**Try it**: The answer should be one number, the count of lines in the data with "screenshot".

^^^^

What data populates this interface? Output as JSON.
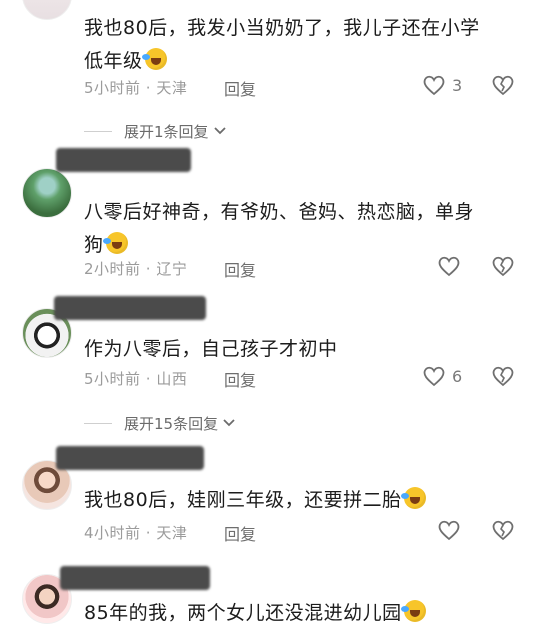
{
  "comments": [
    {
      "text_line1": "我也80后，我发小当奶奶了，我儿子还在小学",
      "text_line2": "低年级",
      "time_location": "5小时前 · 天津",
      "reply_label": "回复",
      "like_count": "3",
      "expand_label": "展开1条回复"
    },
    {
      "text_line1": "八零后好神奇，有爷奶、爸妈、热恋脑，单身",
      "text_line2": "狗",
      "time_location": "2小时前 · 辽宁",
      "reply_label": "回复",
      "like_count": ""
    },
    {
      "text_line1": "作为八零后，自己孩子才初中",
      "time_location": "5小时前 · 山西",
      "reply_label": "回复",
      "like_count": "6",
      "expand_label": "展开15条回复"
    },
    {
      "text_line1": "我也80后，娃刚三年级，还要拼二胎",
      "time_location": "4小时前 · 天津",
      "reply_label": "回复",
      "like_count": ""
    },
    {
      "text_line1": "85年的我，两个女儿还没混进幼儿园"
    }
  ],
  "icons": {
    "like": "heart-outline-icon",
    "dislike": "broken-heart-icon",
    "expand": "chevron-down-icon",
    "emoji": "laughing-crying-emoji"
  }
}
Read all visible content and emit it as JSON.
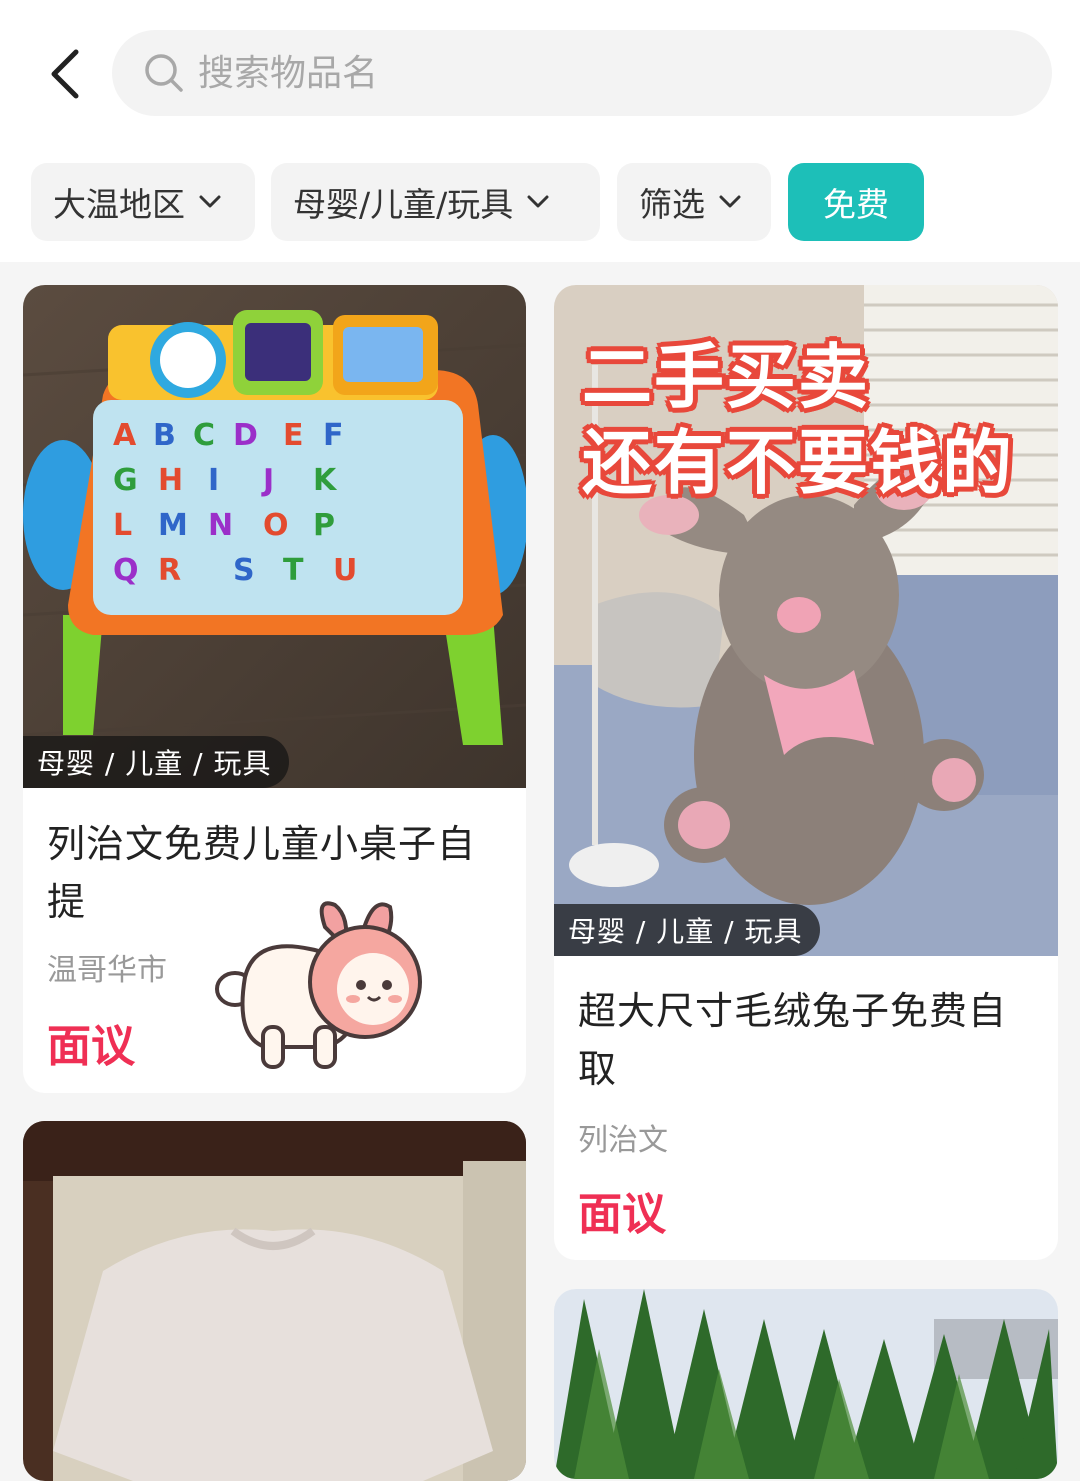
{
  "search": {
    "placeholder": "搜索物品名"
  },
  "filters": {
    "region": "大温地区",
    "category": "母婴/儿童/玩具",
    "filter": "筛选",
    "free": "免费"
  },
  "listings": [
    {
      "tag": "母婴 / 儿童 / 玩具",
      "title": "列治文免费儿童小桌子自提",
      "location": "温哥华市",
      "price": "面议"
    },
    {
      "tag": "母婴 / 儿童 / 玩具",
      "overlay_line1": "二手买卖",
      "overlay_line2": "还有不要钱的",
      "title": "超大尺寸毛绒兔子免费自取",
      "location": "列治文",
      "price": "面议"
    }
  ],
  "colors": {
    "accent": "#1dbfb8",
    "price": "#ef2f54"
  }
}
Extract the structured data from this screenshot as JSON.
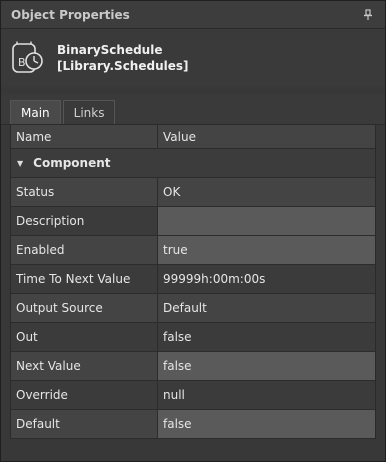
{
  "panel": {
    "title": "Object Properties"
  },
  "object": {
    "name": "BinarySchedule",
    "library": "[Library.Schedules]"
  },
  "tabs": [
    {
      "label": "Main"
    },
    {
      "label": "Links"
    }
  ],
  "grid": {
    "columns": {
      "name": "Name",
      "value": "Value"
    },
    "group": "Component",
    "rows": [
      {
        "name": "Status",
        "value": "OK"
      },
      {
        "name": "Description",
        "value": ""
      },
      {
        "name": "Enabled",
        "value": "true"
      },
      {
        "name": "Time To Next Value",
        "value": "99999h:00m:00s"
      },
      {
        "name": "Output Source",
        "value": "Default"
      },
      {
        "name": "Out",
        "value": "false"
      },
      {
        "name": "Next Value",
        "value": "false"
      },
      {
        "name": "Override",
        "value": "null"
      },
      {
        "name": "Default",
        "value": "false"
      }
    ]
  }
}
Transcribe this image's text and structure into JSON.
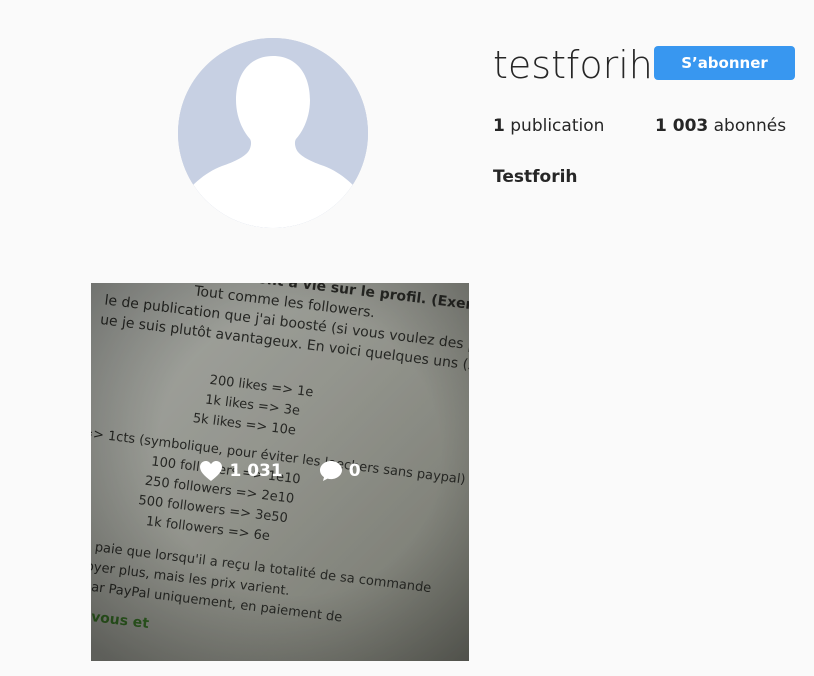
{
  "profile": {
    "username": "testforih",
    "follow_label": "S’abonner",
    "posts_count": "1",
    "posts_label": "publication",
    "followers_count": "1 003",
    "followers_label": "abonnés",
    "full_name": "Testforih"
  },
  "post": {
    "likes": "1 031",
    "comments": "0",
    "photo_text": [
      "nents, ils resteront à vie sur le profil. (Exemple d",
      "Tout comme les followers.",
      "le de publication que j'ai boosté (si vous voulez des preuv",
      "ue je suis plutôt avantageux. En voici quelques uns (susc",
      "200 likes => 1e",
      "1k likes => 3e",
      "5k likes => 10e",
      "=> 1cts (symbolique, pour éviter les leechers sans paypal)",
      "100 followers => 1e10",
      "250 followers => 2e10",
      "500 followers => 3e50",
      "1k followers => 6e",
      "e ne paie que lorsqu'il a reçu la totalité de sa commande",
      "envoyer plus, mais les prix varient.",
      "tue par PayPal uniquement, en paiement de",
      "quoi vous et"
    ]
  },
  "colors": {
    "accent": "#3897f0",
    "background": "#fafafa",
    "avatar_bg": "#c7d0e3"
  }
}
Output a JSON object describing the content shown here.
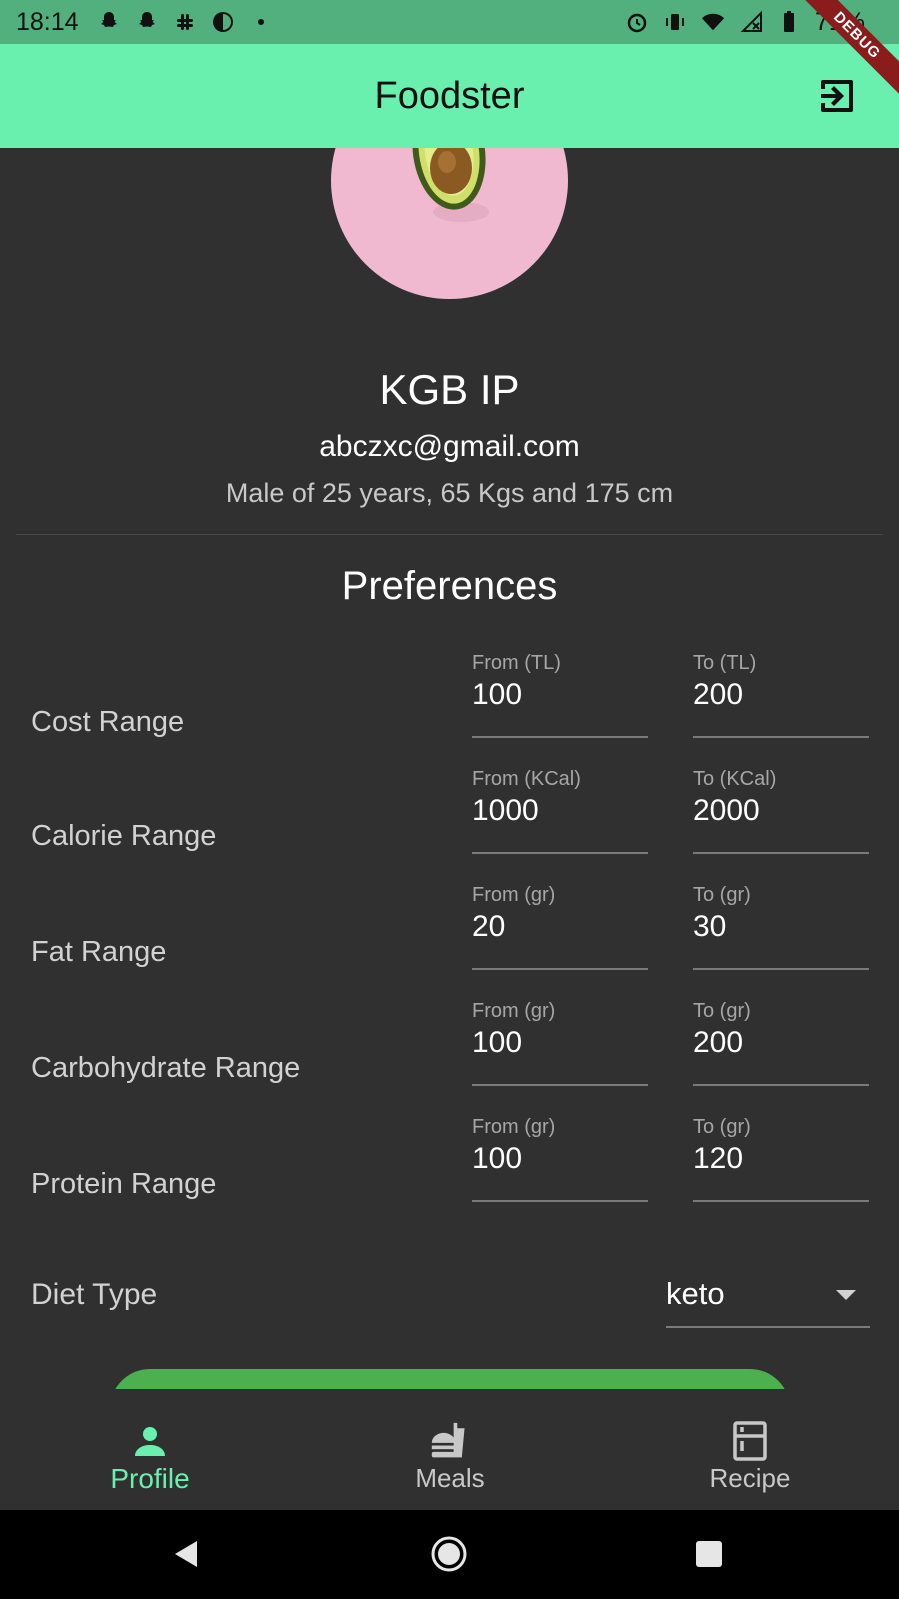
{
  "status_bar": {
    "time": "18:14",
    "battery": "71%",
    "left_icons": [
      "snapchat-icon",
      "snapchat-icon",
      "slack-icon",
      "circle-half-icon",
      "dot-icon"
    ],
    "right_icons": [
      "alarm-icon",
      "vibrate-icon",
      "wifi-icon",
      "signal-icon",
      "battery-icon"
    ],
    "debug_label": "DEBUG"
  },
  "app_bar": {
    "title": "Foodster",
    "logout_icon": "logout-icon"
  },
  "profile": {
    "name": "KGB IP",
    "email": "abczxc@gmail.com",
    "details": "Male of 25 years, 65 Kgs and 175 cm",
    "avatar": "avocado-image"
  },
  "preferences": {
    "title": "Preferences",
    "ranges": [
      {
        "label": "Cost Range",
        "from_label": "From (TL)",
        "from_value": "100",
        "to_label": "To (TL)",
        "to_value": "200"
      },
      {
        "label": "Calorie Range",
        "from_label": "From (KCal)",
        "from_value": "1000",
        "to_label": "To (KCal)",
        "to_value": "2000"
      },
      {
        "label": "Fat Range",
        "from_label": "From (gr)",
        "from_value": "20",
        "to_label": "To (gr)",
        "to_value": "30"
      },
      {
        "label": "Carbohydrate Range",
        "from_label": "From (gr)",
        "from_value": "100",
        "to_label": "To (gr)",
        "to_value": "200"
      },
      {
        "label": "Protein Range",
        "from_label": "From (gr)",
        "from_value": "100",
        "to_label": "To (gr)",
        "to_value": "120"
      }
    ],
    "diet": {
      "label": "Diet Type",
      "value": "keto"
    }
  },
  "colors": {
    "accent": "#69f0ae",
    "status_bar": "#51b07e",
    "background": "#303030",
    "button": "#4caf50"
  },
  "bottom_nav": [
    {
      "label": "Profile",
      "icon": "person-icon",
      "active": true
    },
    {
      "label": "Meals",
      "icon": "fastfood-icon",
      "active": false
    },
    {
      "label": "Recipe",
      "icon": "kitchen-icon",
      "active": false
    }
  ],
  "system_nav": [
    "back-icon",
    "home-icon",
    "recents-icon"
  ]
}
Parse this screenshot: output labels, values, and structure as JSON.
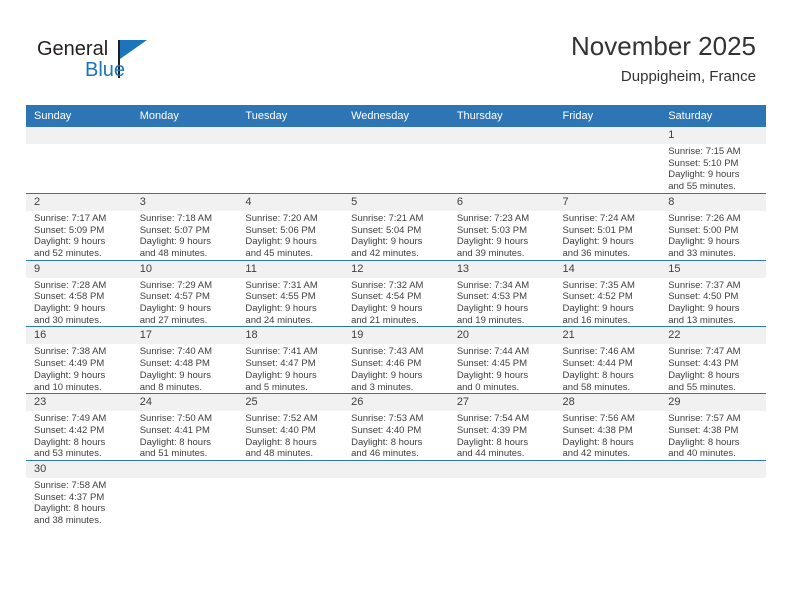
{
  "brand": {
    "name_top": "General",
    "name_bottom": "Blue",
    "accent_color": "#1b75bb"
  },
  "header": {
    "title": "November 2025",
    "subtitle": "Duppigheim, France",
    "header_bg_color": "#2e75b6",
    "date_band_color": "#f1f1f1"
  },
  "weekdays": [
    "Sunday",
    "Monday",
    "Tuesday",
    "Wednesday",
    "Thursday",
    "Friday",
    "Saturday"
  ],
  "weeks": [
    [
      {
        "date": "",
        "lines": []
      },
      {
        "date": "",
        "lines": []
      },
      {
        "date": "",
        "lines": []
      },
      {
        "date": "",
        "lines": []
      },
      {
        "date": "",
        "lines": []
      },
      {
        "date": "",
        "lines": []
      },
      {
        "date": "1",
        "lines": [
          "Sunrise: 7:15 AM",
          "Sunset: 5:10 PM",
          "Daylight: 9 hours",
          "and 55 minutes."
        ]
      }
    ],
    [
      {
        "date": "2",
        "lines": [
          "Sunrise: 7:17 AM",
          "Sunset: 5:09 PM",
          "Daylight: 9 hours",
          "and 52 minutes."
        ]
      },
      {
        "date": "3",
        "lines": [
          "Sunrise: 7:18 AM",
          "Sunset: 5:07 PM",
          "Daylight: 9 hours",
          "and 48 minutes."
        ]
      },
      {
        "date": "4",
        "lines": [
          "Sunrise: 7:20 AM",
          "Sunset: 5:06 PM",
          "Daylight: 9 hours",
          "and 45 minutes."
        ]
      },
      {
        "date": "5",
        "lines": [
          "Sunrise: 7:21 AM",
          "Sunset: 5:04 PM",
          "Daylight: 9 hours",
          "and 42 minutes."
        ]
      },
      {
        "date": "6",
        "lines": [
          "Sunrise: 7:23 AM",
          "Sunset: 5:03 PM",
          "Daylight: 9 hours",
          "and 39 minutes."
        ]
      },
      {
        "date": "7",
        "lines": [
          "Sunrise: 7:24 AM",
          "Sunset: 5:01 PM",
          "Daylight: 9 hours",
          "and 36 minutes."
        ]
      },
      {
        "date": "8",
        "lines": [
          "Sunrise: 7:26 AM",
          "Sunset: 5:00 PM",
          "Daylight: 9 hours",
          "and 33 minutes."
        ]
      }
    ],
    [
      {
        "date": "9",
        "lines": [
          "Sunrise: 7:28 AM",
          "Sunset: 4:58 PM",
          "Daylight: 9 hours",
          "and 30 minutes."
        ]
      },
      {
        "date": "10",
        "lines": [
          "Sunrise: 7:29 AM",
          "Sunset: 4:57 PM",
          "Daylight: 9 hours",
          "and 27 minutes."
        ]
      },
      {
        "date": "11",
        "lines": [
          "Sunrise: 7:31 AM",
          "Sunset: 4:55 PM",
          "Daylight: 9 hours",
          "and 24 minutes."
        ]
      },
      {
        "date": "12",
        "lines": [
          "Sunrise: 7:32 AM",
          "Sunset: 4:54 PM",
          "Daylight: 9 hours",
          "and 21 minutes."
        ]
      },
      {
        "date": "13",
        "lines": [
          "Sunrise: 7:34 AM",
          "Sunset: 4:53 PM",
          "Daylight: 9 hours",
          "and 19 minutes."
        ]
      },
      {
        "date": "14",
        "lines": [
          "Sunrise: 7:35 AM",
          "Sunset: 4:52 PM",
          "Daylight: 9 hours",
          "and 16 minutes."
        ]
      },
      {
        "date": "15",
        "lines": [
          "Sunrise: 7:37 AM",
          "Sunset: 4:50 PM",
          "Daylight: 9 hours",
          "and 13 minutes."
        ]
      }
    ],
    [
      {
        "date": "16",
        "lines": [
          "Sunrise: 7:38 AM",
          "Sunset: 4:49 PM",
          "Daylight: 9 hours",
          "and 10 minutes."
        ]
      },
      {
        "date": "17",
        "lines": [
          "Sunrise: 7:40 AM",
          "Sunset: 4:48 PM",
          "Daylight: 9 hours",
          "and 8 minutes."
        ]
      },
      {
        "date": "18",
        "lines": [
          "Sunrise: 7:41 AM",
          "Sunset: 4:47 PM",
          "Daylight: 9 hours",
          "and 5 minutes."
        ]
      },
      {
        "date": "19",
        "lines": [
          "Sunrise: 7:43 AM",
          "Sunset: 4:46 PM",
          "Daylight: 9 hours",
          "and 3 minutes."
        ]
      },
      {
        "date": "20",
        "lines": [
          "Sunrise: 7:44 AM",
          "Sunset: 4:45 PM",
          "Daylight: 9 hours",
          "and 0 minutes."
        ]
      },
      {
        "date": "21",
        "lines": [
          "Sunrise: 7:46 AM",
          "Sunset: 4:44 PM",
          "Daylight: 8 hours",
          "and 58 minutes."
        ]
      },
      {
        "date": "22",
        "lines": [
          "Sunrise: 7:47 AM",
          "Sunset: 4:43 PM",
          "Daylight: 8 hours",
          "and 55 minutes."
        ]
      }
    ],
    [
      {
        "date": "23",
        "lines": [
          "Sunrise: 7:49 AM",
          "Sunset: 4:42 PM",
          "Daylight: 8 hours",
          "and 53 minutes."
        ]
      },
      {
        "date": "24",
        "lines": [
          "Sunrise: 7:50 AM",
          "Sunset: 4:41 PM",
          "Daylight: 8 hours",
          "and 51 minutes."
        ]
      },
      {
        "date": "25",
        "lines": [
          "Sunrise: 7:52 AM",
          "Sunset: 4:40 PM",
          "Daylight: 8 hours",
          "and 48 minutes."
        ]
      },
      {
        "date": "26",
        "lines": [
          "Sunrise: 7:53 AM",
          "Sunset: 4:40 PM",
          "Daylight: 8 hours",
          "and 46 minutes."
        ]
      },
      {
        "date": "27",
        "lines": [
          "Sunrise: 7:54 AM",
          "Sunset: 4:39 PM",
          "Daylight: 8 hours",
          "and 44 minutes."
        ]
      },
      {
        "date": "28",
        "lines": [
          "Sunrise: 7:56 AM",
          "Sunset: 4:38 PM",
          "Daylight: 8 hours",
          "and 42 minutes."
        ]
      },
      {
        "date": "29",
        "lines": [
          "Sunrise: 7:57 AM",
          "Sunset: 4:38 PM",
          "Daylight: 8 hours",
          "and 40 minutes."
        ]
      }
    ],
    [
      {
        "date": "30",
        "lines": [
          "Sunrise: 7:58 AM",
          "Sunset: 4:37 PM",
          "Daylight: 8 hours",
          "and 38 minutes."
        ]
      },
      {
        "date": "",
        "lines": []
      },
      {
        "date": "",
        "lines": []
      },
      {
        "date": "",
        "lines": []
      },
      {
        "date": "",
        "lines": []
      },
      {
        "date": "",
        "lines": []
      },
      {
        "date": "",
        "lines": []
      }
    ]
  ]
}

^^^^

**Reply to the task**: 2